Data to examine below:

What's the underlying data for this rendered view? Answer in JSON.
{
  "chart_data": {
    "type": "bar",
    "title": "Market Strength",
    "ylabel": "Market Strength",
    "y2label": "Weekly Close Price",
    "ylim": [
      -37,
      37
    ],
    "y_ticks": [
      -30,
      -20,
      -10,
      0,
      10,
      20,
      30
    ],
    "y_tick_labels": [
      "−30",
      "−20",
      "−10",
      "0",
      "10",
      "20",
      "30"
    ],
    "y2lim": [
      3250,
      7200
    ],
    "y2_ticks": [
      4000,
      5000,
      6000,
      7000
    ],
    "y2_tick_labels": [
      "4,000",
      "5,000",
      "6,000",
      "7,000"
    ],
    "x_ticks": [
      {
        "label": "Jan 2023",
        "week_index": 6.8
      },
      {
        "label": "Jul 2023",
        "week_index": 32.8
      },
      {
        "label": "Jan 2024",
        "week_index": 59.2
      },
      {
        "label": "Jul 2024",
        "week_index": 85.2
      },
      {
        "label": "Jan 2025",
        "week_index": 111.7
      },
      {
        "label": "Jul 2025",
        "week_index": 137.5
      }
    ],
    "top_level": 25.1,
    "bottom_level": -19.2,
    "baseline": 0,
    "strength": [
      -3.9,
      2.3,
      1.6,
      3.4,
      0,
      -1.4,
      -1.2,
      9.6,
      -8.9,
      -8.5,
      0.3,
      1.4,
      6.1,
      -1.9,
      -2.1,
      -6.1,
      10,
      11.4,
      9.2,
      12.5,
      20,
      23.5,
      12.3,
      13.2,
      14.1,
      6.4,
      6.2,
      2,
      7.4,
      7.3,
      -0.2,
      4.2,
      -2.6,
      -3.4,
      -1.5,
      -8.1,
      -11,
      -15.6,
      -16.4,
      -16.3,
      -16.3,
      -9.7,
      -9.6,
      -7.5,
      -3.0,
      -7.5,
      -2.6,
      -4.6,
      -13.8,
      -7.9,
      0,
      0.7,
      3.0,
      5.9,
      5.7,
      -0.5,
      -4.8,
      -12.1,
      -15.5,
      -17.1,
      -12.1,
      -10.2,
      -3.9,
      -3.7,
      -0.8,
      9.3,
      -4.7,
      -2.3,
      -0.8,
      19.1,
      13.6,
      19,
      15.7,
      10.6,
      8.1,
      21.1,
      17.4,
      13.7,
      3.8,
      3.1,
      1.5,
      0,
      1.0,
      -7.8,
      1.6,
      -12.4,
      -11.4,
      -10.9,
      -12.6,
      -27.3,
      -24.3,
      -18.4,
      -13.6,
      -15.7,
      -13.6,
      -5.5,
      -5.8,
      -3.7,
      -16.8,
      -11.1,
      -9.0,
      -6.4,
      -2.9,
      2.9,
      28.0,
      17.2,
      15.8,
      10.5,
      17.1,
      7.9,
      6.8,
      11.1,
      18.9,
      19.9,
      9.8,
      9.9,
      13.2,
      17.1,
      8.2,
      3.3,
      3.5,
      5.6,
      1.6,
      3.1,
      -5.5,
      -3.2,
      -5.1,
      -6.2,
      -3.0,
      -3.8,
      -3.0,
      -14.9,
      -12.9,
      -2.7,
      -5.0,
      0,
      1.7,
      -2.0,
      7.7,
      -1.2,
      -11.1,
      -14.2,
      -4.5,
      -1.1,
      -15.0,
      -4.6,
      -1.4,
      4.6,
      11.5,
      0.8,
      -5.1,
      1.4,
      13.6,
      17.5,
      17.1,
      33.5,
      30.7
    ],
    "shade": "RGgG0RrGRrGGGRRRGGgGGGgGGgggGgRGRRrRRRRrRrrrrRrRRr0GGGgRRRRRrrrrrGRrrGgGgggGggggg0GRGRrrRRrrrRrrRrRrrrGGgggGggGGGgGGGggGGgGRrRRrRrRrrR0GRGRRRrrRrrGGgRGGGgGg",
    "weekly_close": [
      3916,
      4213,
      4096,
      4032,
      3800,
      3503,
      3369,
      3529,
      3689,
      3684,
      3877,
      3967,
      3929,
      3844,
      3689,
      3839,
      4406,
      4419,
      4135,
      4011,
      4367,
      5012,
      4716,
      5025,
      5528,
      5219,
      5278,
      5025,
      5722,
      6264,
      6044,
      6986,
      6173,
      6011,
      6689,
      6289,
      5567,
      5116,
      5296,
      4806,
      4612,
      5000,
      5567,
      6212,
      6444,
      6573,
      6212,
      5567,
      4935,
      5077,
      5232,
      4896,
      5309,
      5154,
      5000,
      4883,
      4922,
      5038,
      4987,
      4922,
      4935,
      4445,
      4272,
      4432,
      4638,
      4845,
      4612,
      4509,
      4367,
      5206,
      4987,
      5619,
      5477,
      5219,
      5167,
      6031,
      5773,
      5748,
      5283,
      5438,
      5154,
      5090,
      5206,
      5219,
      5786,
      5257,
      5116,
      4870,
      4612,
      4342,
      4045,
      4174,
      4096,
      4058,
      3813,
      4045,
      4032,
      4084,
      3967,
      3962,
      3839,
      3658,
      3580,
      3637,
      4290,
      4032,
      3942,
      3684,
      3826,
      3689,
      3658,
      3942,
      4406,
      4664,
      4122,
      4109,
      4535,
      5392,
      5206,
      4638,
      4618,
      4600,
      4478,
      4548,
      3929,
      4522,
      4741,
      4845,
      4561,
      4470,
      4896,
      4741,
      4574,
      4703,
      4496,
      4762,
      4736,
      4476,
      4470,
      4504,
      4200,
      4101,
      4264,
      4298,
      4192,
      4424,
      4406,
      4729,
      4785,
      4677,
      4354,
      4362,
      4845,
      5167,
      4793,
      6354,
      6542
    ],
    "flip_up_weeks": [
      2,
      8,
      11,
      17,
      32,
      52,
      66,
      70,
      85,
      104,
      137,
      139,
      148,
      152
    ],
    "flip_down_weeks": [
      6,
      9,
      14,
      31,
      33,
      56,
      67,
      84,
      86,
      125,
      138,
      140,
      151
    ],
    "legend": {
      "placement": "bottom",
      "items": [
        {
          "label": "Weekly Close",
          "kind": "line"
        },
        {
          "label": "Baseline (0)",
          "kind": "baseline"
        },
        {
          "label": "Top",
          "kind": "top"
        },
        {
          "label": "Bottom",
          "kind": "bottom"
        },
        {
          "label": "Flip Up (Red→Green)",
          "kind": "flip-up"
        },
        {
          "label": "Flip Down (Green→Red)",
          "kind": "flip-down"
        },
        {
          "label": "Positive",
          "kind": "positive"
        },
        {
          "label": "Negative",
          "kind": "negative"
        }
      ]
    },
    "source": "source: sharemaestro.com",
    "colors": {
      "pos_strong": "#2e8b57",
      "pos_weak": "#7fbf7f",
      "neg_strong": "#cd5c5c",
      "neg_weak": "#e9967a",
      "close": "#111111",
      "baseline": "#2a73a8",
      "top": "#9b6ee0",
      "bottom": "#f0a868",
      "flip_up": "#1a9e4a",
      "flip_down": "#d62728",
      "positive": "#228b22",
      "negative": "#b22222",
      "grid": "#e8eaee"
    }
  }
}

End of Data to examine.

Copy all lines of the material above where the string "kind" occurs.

Completed exercise:
          "kind": "line"
          "kind": "baseline"
          "kind": "top"
          "kind": "bottom"
          "kind": "flip-up"
          "kind": "flip-down"
          "kind": "positive"
          "kind": "negative"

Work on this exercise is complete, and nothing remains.